The records:

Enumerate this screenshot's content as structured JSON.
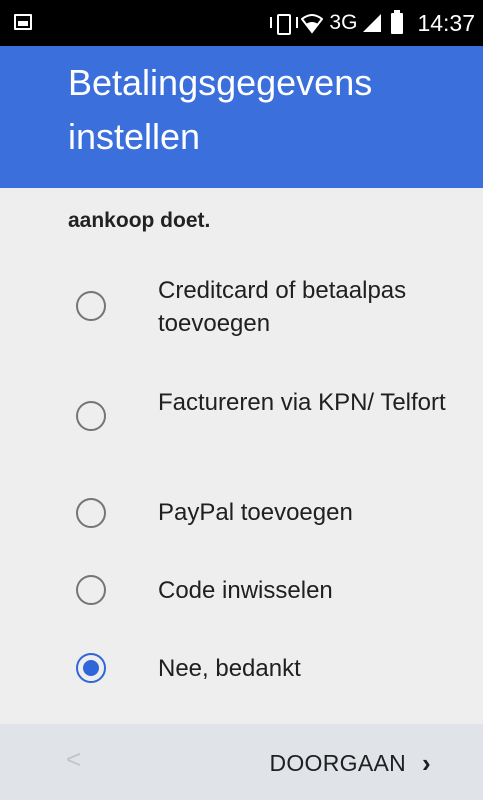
{
  "status_bar": {
    "network": "3G",
    "time": "14:37"
  },
  "header": {
    "title": "Betalingsgegevens instellen"
  },
  "content": {
    "intro_visible": "aankoop doet.",
    "options": [
      {
        "label": "Creditcard of betaalpas toevoegen",
        "selected": false
      },
      {
        "label": "Factureren via KPN/ Telfort",
        "selected": false
      },
      {
        "label": "PayPal toevoegen",
        "selected": false
      },
      {
        "label": "Code inwisselen",
        "selected": false
      },
      {
        "label": "Nee, bedankt",
        "selected": true
      }
    ]
  },
  "bottom_nav": {
    "back_icon": "chevron-left-icon",
    "back_glyph": "<",
    "next_label": "DOORGAAN",
    "next_glyph": "›"
  },
  "colors": {
    "header_bg": "#3a6fdc",
    "radio_selected": "#2f66d8"
  }
}
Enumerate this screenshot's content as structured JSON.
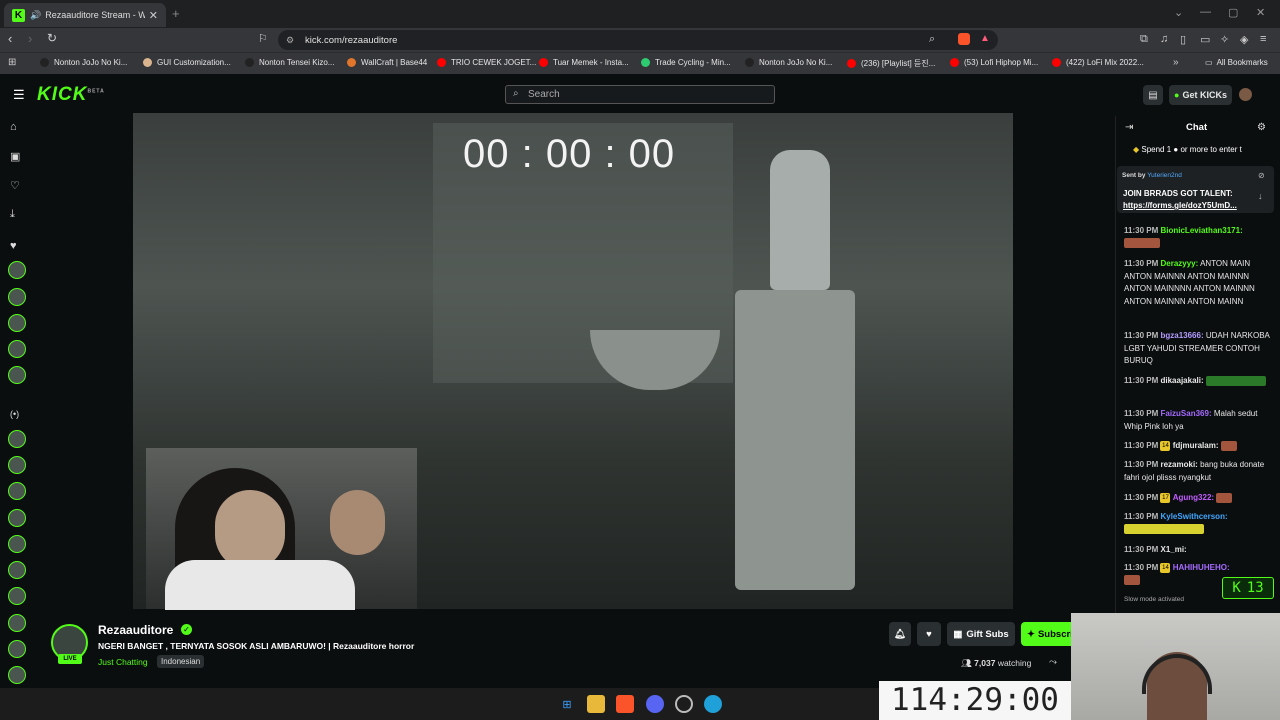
{
  "browser": {
    "tab_title": "Rezaauditore Stream - Watch",
    "tab_close": "✕",
    "new_tab": "+",
    "url": "kick.com/rezaauditore",
    "bookmarks": [
      {
        "label": "Nonton JoJo No Ki...",
        "color": "#222222"
      },
      {
        "label": "GUI Customization...",
        "color": "#d9b48f"
      },
      {
        "label": "Nonton Tensei Kizo...",
        "color": "#222222"
      },
      {
        "label": "WallCraft | Base44",
        "color": "#e0762c"
      },
      {
        "label": "TRIO CEWEK JOGET...",
        "color": "#ff0000"
      },
      {
        "label": "Tuar Memek - Insta...",
        "color": "#ff0000"
      },
      {
        "label": "Trade Cycling - Min...",
        "color": "#2ecc71"
      },
      {
        "label": "Nonton JoJo No Ki...",
        "color": "#222222"
      },
      {
        "label": "(236) [Playlist] 듣진...",
        "color": "#ff0000"
      },
      {
        "label": "(53) Lofi Hiphop Mi...",
        "color": "#ff0000"
      },
      {
        "label": "(422) LoFi Mix 2022...",
        "color": "#ff0000"
      }
    ],
    "all_bookmarks": "All Bookmarks"
  },
  "kick": {
    "logo": "KICK",
    "logo_beta": "BETA",
    "search_placeholder": "Search",
    "get_kicks": "Get KICKs"
  },
  "video": {
    "timer": "00 : 00 : 00"
  },
  "channel": {
    "name": "Rezaauditore",
    "live": "LIVE",
    "title": "NGERI BANGET , TERNYATA SOSOK ASLI AMBARUWO! | Rezaauditore horror",
    "category": "Just Chatting",
    "tag": "Indonesian",
    "gift_subs": "Gift Subs",
    "subscribe": "Subscribe",
    "watching": "watching",
    "watching_count": "7,037"
  },
  "overlay": {
    "big_timer": "114:29:00",
    "kick_count": "13"
  },
  "chat": {
    "header": "Chat",
    "spend_banner": "Spend 1 ● or more to enter t",
    "pinned_sent_by": "Sent by",
    "pinned_user": "Yuterien2nd",
    "pinned_line1": "JOIN BRRADS GOT TALENT:",
    "pinned_line2": "https://forms.gle/dozY5UmD...",
    "messages": [
      {
        "time": "11:30 PM",
        "user": "BionicLeviathan3171:",
        "color": "#53fc18",
        "text": ""
      },
      {
        "time": "11:30 PM",
        "user": "Derazyyy:",
        "color": "#53fc18",
        "text": "ANTON MAIN ANTON MAINNN ANTON MAINNN ANTON MAINNNN ANTON MAINNN ANTON MAINNN ANTON MAINN"
      },
      {
        "time": "11:30 PM",
        "user": "bgza13666:",
        "color": "#b49cff",
        "text": "UDAH NARKOBA LGBT YAHUDI STREAMER CONTOH BURUQ"
      },
      {
        "time": "11:30 PM",
        "user": "dikaajakali:",
        "color": "#fff",
        "text": ""
      },
      {
        "time": "11:30 PM",
        "user": "FaizuSan369:",
        "color": "#a56bff",
        "text": "Malah sedut Whip Pink loh ya"
      },
      {
        "time": "11:30 PM",
        "user": "fdjmuralam:",
        "color": "#fff",
        "text": ""
      },
      {
        "time": "11:30 PM",
        "user": "rezamoki:",
        "color": "#fff",
        "text": "bang buka donate fahri ojol plisss nyangkut"
      },
      {
        "time": "11:30 PM",
        "user": "Agung322:",
        "color": "#c25cff",
        "text": ""
      },
      {
        "time": "11:30 PM",
        "user": "KyleSwithcerson:",
        "color": "#40a6ff",
        "text": ""
      },
      {
        "time": "11:30 PM",
        "user": "X1_mi:",
        "color": "#fff",
        "text": ""
      },
      {
        "time": "11:30 PM",
        "user": "HAHIHUHEHO:",
        "color": "#a56bff",
        "text": ""
      }
    ],
    "slow_mode": "Slow mode activated"
  }
}
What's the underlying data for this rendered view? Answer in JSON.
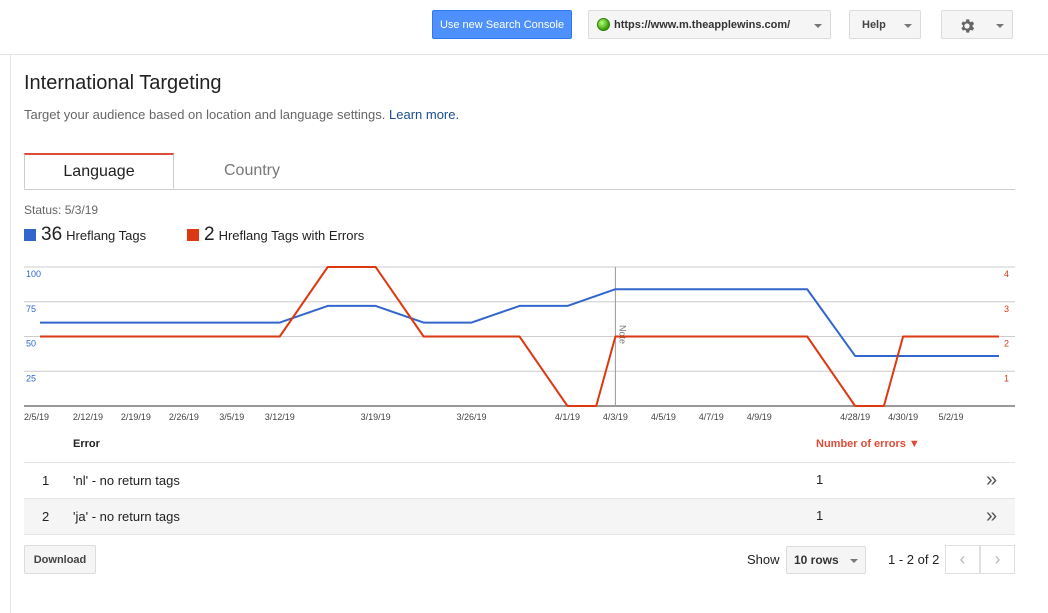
{
  "topbar": {
    "new_console_label": "Use new Search Console",
    "site_url": "https://www.m.theapplewins.com/",
    "help_label": "Help",
    "settings_icon": "gear-icon"
  },
  "page": {
    "title": "International Targeting",
    "subtitle": "Target your audience based on location and language settings.",
    "learn_more": "Learn more."
  },
  "tabs": [
    {
      "label": "Language",
      "active": true
    },
    {
      "label": "Country",
      "active": false
    }
  ],
  "status": "Status: 5/3/19",
  "legend": [
    {
      "count": "36",
      "label": "Hreflang Tags",
      "color": "#3366cc"
    },
    {
      "count": "2",
      "label": "Hreflang Tags with Errors",
      "color": "#dc3912"
    }
  ],
  "chart_data": {
    "type": "line",
    "x": [
      "2/5/19",
      "2/12/19",
      "2/19/19",
      "2/26/19",
      "3/5/19",
      "3/12/19",
      "3/16/19",
      "3/19/19",
      "3/23/19",
      "3/26/19",
      "3/30/19",
      "4/1/19",
      "4/3/19",
      "4/5/19",
      "4/7/19",
      "4/9/19",
      "4/26/19",
      "4/28/19",
      "4/30/19",
      "5/2/19",
      "5/3/19"
    ],
    "x_tick_labels": [
      "2/5/19",
      "2/12/19",
      "2/19/19",
      "2/26/19",
      "3/5/19",
      "3/12/19",
      "3/19/19",
      "3/26/19",
      "4/1/19",
      "4/3/19",
      "4/5/19",
      "4/7/19",
      "4/9/19",
      "4/28/19",
      "4/30/19",
      "5/2/19"
    ],
    "series": [
      {
        "name": "Hreflang Tags",
        "axis": "left",
        "color": "#3366cc",
        "points": [
          [
            0,
            60
          ],
          [
            5,
            60
          ],
          [
            6,
            72
          ],
          [
            7,
            72
          ],
          [
            8,
            60
          ],
          [
            9,
            60
          ],
          [
            10,
            72
          ],
          [
            11,
            72
          ],
          [
            12,
            84
          ],
          [
            15,
            84
          ],
          [
            16,
            84
          ],
          [
            17,
            36
          ],
          [
            18,
            36
          ],
          [
            19,
            36
          ],
          [
            20,
            36
          ]
        ]
      },
      {
        "name": "Hreflang Tags with Errors",
        "axis": "right",
        "color": "#dc3912",
        "points": [
          [
            0,
            2
          ],
          [
            5,
            2
          ],
          [
            6,
            4
          ],
          [
            7,
            4
          ],
          [
            8,
            2
          ],
          [
            9,
            2
          ],
          [
            10,
            2
          ],
          [
            11,
            0
          ],
          [
            11.6,
            0
          ],
          [
            12,
            2
          ],
          [
            15,
            2
          ],
          [
            16,
            2
          ],
          [
            17,
            0
          ],
          [
            17.6,
            0
          ],
          [
            18,
            2
          ],
          [
            20,
            2
          ]
        ]
      }
    ],
    "y_left_ticks": [
      "100",
      "75",
      "50",
      "25"
    ],
    "y_right_ticks": [
      "4",
      "3",
      "2",
      "1"
    ],
    "ylim_left": [
      0,
      100
    ],
    "ylim_right": [
      0,
      4
    ],
    "annotation": {
      "x_label": "4/3/19",
      "text": "Note"
    },
    "grid": true
  },
  "table": {
    "headers": {
      "error": "Error",
      "count": "Number of errors ▼"
    },
    "rows": [
      {
        "index": "1",
        "error": "'nl' - no return tags",
        "count": "1"
      },
      {
        "index": "2",
        "error": "'ja' - no return tags",
        "count": "1"
      }
    ]
  },
  "footer": {
    "download_label": "Download",
    "show_label": "Show",
    "rows_value": "10 rows",
    "pager_info": "1 - 2 of 2"
  }
}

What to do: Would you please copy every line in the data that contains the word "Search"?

Exercise output:
    "search_placeholder": "Search",
    "new_console_label": "Use new Search Console",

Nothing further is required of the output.